It’s a better value for your money if your choice of pastry blender can adapt to the other features that a normal masher or blender can do. A good pastry blender can crush nuts, boiled eggs, fruits, and vegetables.

Additional tools included

You can find a lot of pastry cutters that are sold in sets that include a cookie or biscuit cutters. If you only need a pastry cutter, this type of bundle probably won’t help you, but it’s worth considering if you think you might make cookies and biscuits in the future. Some biscuit cutters are even available in different sizes to allow customized baking.

Left-handed usage
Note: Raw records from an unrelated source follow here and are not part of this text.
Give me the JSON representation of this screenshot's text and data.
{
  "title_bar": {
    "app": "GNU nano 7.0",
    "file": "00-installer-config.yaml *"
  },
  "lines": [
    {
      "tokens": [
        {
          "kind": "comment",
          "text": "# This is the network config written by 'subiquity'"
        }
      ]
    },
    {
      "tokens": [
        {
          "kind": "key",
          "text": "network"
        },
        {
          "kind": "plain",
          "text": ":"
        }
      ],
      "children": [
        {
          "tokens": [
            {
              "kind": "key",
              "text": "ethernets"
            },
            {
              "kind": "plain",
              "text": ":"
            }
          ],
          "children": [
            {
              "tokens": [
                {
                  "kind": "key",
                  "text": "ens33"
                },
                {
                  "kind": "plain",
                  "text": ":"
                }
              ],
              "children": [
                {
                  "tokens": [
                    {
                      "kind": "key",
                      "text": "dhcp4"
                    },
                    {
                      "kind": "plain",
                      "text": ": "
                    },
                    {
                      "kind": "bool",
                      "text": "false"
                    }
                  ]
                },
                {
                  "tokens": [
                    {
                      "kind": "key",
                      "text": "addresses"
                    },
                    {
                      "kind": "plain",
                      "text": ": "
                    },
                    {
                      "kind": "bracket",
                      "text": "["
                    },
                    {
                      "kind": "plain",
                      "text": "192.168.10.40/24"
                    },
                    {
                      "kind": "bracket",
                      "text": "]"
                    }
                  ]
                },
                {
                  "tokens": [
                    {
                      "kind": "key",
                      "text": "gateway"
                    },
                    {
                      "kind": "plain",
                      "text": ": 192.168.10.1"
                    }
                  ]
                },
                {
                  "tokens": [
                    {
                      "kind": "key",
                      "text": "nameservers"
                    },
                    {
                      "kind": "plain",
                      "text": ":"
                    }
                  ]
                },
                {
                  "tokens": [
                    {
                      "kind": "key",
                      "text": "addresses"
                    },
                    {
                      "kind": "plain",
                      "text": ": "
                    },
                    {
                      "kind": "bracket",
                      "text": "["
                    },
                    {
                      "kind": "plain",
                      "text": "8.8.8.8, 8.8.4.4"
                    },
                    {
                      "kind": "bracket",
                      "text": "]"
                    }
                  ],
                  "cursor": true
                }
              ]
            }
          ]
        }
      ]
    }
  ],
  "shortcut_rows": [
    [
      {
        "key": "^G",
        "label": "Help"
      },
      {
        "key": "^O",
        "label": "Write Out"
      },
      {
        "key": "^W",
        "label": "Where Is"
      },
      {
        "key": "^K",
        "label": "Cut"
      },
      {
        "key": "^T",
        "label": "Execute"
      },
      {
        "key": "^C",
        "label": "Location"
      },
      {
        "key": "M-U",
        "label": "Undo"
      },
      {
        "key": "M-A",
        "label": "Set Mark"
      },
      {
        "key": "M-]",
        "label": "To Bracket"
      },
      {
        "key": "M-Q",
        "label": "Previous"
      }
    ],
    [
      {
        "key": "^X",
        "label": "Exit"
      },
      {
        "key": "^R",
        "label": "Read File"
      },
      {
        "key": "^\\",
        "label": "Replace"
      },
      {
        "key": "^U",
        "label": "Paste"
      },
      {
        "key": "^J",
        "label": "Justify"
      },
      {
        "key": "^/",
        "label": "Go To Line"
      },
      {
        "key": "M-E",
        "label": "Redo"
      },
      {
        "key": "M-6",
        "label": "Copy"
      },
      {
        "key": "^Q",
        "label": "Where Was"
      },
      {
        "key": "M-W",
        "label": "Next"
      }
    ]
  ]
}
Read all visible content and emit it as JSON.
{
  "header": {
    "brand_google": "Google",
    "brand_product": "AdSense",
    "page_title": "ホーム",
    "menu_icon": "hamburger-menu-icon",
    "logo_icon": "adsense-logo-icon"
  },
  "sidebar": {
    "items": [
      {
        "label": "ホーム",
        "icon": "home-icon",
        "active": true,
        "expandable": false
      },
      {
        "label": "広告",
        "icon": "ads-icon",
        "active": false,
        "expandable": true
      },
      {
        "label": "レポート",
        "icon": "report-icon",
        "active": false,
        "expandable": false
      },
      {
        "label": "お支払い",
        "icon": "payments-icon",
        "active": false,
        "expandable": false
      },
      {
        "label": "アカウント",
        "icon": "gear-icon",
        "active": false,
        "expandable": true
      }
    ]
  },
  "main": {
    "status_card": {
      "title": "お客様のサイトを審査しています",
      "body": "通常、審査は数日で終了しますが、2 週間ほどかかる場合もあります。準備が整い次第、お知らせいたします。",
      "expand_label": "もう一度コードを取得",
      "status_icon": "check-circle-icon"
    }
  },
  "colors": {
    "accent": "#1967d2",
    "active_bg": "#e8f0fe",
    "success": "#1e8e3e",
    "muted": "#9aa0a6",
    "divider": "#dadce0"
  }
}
Some pastry cutters are designed using right-handers in mind, as they are angled slightly to favor those wielding the tool from the right side. But if you’re left-handed, see to it that the tool can cater to both sides or be used comfortably and efficiently by left-handed people without sacrificing comfort.

Colors

While this won’t affect the pastry blender’s performance, you may opt for a specific color when available on the handle. You can choose from colors that can complement your décor or bring a slight accent to your kitchen.

How to Use a Pastry Blender

1. Start with cold butter

When working with dough, always start with very cold butter to about 1-inch cubes. Add the butter to your dry ingredients and start cutting right away. Work with it immediately and don’t let the butter sit out while you take care of other tasks, because you will over-mix it. Once you start cutting in the butter, keep going until you reach the desired consistency.

The goal is that the butter must still be solid when you put your pastry into the oven. Start with the butter straight from the fridge to prevent it from softening too much.

2. Add the cubed butter to the dry ingredients

Cube your cold butter first, then set it back in the fridge while you prepare your dry ingredients. Add dry ingredients like sugar, flour, and salt to the bowl and mix them quickly together. Then, add the cold, cubed butter to blend and cut immediately.

3. Mix continuously

While mixing, you might feel the need to stop and scrape the butter from the tool. But since time is of the essence, you need to keep going, and the butter will come out on its own as you keep on mixing.

However, be careful not to over-mix. Unlike other kinds of dough, you don’t want to fully incorporate the butter into the dry ingredients. Go for small lumps of butter coated in flour. And make sure you’re not overdoing it by keeping an eye on your progress.